Starbucks Mid-Atlantic Regional Vice President Camille Hymes addresses protesters and media in a Center City Starbucks. (Getty Images)

A Starbucks cafe in Rittenhouse Square closed for the day Monday as activists occupied the coffee shop with repeated protests of the weekend arrests of two black men.

 

Starbucks CEO Kevin Johnson, who came to Philadelphia on Monday, said it was "completely inappropriate to engage the police" related to two black men, whose arrests on April 12 for allegedly not buying anything and "trespassing" were caught on cellphone video that went viral and made worldwide headlines.

 

"The circumstances surrounding the incident and the outcome in our store on Thursday were reprehensible. … They were wrong," Johnson told ABC's "Good Morning America" from Philly, where he also met with Mayor Kenney and Police Commissioner Ross to address the incident.

 

Johnson also promised all Starbucks employees will have "unconscious bias" training.

 

Meanwhile, the manager at the cafe who originally called 911 decided to leave her position, according to the Inquirer. She has not been identified publicly.

 

Protests were held Monday at the Starbucks by Philly for REAL Justice in the morning, and in the afternoon by POWER (Philadelphians Organized to Witness Empower and Rebuild). They shared calls for boycotts of Starbucks and the firing of the police officers involved in the arrests.

Philadelphia Police Commissioner Richard Ross defended the actions of the officers who made the arrests as being within policy and an obligation, due to the call put out by Starbucks staff. But the Pennsylvania chapter of the American Civil Liberties Union (ACLU-PA) claimed that policing is discriminatory in the section of Center City where this Starbucks is located. The ACLU said that "67 percent of stops in the police service area where the store is located are of African-Americans," while that group only makes up 3 percent of the area's population.

“Black Philadelphians face daily indignities when they are simply trying to go about their business. This incident shows that black people can’t even ‘wait while black,'" Reggie Shuford, ACLU-PA's executive director, said in a statement. "Are black people not welcome in this neighborhood? That’s the message that is sent by police officers who repeatedly stop African-Americans there without cause. … If Commissioner Ross sincerely believes his officers did nothing wrong, merely followed policies and procedures, then those policies and procedures need to be changed."

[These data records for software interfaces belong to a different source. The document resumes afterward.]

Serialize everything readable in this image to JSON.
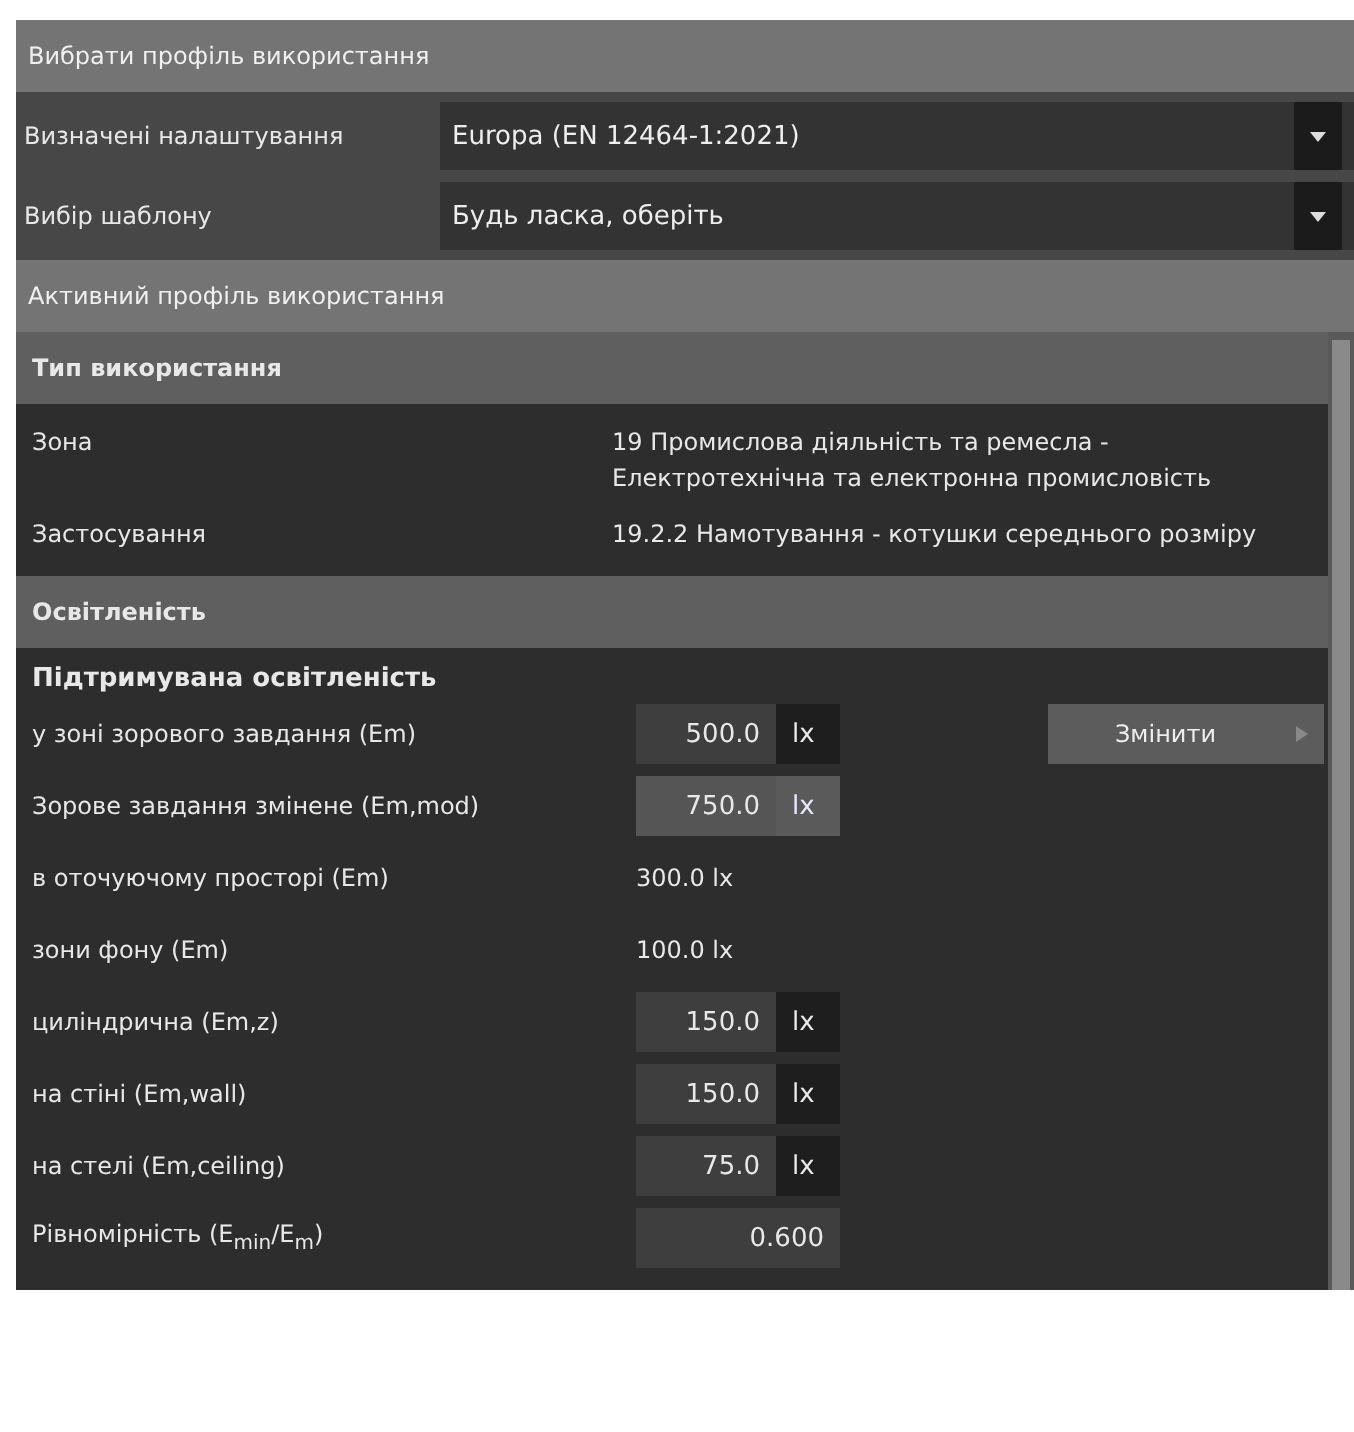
{
  "profile_select": {
    "title": "Вибрати профіль використання",
    "dropdowns": [
      {
        "label": "Визначені налаштування",
        "value": "Europa (EN 12464-1:2021)"
      },
      {
        "label": "Вибір шаблону",
        "value": "Будь ласка, оберіть"
      }
    ]
  },
  "active_profile": {
    "title": "Активний профіль використання",
    "usage_type": {
      "title": "Тип використання",
      "rows": [
        {
          "label": "Зона",
          "value": "19 Промислова діяльність та ремесла - Електротехнічна та електронна промисловість"
        },
        {
          "label": "Застосування",
          "value": "19.2.2 Намотування - котушки середнього розміру"
        }
      ]
    },
    "illuminance": {
      "title": "Освітленість",
      "subtitle": "Підтримувана освітленість",
      "change_button": "Змінити",
      "rows": [
        {
          "kind": "field",
          "label": "у зоні зорового завдання (Em)",
          "value": "500.0",
          "unit": "lx"
        },
        {
          "kind": "accent",
          "label": "Зорове завдання змінене (Em,mod)",
          "value": "750.0",
          "unit": "lx"
        },
        {
          "kind": "reading",
          "label": "в оточуючому просторі (Em)",
          "value": "300.0 lx"
        },
        {
          "kind": "reading",
          "label": "зони фону (Em)",
          "value": "100.0 lx"
        },
        {
          "kind": "field",
          "label": "циліндрична (Em,z)",
          "value": "150.0",
          "unit": "lx"
        },
        {
          "kind": "field",
          "label": "на стіні (Em,wall)",
          "value": "150.0",
          "unit": "lx"
        },
        {
          "kind": "field",
          "label": "на стелі (Em,ceiling)",
          "value": "75.0",
          "unit": "lx"
        },
        {
          "kind": "ratio",
          "label": "Рівномірність (E$_{min}$/E$_{m}$)",
          "value": "0.600"
        }
      ]
    }
  }
}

The men who were arrested have not yet been identified. Cellphone video of the arrest showed police handcuffing and leading them out after staff called 911 to report trespassing on the males, who they said were in the cafe but hadn't bought anything. They were released about eight hours later without being criminally charged.

"I’m still not sure who felt threatened at Starbucks and why. I am still not convinced that the men had to be arrested to solve the matter. I’m also finding it hard to believe that if these two black men were anyone else, that they would endure the scrutiny, humiliation and overall embarrassment," said Jack Drummond, director of the Mayor's Office of Black Male Engagement, in a statement. "This adds to the everyday trauma faced by black men all over the city, the nation, and unfortunately, in the world, that is caused by racism and discrimination. The best thing these men did was cooperate and not get hostile over the incident."

Kenney said the Philadelphia Commission on Human Relations, Police Advisory Commission and Police Department are still reviewing how the incident took place and what training or policy changes they can make.

“I believe Starbucks will cooperate fully with our probes of the matter, particularly the Philadelphia Commission on Human Relations' review of Starbucks’ policies. All parties agree that the outcome of this incident was extremely unfortunate and that’s why we are reviewing the incident seriously," Kenney said. “This is not just a Starbucks issue. This is a societal issue. People can react differently to others based on skin color, and that is wrong."

The Mayor’s Office of Black Male Engagement is planning to host a community meeting about this issue on Thursday, April 19, at 5:30p.m. at Community College of Philadelphia. Click here to learn more.